Instructions for the task: From the listing below, pull out the lines that hold "Fields".

Records supplied:

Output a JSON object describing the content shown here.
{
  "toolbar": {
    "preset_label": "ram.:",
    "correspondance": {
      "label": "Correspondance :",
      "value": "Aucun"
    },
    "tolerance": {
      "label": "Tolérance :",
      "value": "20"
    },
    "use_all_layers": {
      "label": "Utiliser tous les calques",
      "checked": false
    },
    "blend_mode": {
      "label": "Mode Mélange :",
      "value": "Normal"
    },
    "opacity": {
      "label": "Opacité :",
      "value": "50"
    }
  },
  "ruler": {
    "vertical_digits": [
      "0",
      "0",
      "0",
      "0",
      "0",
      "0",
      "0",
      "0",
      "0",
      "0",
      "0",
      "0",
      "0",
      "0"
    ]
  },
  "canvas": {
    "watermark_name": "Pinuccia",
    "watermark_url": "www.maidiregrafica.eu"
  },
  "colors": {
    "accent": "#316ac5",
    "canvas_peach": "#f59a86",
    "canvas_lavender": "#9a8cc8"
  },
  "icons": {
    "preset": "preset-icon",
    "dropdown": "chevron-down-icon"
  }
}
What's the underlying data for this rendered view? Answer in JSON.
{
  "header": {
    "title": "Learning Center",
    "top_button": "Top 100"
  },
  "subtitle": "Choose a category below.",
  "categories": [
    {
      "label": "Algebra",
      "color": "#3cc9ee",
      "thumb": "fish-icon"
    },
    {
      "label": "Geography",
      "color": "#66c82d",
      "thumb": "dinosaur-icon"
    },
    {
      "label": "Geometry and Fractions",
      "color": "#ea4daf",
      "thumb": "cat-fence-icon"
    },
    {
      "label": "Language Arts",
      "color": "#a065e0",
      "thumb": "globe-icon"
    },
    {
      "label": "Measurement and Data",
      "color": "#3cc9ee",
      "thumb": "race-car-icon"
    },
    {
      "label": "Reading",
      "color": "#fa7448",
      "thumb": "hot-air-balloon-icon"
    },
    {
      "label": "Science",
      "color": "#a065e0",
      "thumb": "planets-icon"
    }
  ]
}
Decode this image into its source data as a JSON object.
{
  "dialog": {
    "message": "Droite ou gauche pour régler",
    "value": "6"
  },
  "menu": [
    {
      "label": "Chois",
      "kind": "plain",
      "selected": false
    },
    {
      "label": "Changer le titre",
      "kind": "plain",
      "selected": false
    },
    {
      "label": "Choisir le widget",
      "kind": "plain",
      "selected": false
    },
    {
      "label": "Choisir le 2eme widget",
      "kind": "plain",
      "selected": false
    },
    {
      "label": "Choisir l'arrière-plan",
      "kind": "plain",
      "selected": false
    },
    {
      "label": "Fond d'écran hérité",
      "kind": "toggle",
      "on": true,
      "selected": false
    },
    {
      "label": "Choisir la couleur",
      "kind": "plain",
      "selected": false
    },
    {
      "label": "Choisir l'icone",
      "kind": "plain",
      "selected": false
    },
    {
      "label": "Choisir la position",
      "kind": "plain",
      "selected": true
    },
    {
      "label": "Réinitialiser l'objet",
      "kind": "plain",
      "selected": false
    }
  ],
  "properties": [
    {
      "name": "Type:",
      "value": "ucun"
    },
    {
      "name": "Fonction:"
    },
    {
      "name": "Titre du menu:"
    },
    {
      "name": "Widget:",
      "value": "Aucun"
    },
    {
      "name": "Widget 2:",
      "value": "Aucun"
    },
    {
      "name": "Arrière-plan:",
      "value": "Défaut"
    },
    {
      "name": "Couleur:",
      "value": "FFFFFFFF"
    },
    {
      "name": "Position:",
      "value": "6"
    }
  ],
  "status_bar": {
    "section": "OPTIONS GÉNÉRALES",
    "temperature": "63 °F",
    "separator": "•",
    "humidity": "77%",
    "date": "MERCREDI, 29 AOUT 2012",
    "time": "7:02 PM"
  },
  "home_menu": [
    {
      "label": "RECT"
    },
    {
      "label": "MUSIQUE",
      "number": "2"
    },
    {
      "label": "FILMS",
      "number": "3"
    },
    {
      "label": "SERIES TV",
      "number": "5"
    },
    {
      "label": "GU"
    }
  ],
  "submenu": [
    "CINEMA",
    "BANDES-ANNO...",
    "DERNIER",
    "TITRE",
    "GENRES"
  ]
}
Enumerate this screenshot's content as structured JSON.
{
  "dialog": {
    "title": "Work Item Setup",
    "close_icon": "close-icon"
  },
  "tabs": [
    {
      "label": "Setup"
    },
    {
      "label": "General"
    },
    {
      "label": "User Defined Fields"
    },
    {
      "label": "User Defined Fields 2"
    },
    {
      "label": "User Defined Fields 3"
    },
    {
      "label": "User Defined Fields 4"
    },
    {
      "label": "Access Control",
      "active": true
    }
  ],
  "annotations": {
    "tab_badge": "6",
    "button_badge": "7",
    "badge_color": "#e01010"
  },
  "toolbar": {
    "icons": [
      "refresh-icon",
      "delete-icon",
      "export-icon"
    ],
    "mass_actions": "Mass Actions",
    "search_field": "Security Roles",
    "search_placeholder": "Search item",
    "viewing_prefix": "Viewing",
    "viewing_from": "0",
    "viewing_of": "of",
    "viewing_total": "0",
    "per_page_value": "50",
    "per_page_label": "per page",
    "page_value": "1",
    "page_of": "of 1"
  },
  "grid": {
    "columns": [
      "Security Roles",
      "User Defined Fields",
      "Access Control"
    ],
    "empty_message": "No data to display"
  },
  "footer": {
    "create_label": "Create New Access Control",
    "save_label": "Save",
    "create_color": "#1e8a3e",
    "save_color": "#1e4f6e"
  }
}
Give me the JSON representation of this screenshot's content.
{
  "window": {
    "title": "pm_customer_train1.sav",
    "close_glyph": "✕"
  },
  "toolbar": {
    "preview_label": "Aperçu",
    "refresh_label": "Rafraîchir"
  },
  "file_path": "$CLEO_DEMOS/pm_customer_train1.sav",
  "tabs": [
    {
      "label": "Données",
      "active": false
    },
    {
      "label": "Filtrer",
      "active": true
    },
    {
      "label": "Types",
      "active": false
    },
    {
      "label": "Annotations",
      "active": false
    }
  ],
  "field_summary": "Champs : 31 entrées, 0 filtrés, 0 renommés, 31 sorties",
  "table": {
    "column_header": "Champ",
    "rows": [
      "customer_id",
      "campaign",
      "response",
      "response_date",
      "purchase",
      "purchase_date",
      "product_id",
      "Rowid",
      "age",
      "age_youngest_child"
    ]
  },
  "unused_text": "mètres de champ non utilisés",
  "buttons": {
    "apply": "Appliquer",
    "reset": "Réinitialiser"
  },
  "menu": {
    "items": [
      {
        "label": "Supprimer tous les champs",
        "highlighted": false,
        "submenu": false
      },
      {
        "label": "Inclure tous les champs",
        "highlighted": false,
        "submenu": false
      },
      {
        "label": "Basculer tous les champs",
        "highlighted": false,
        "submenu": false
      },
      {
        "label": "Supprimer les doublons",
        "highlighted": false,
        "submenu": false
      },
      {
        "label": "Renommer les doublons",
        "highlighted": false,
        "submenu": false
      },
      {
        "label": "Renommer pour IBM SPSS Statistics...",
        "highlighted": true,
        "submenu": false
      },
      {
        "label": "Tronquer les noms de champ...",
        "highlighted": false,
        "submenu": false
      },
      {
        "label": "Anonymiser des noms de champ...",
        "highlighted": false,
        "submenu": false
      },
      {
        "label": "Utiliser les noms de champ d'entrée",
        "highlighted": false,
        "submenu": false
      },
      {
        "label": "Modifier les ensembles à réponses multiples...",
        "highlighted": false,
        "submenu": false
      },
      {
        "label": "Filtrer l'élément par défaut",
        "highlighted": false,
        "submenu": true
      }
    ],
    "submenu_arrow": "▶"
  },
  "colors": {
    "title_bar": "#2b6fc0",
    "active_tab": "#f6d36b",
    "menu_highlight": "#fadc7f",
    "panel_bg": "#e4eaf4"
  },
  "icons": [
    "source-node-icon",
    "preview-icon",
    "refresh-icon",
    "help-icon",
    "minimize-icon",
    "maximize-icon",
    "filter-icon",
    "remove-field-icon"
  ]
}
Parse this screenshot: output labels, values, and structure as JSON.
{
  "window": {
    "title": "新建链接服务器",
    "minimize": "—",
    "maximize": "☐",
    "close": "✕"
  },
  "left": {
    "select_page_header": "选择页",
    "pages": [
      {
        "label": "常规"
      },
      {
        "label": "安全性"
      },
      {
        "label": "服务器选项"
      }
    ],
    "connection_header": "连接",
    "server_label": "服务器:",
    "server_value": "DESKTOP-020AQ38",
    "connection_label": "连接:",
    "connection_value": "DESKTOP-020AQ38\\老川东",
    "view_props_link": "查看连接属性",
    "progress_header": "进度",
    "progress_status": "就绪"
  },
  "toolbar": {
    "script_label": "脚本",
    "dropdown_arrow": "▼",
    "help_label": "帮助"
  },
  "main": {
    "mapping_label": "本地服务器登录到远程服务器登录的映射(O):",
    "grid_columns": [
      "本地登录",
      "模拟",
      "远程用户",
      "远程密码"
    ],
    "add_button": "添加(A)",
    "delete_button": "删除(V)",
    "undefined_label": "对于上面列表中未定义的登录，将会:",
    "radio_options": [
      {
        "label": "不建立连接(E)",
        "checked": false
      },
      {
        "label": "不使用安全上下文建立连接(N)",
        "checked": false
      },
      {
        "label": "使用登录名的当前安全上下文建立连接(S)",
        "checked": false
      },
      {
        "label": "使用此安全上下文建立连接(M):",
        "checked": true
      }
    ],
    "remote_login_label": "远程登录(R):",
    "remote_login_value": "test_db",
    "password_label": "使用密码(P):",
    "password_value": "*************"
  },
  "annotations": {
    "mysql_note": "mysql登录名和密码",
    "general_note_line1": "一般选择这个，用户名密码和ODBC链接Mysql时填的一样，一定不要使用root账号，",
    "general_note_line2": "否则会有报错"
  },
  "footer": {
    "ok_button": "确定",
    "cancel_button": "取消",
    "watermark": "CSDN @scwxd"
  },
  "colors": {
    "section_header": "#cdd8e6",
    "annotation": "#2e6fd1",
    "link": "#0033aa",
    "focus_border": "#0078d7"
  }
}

Solution to this problem:
      "label": "User Defined Fields"
      "label": "User Defined Fields 2"
      "label": "User Defined Fields 3"
      "label": "User Defined Fields 4"
      "User Defined Fields",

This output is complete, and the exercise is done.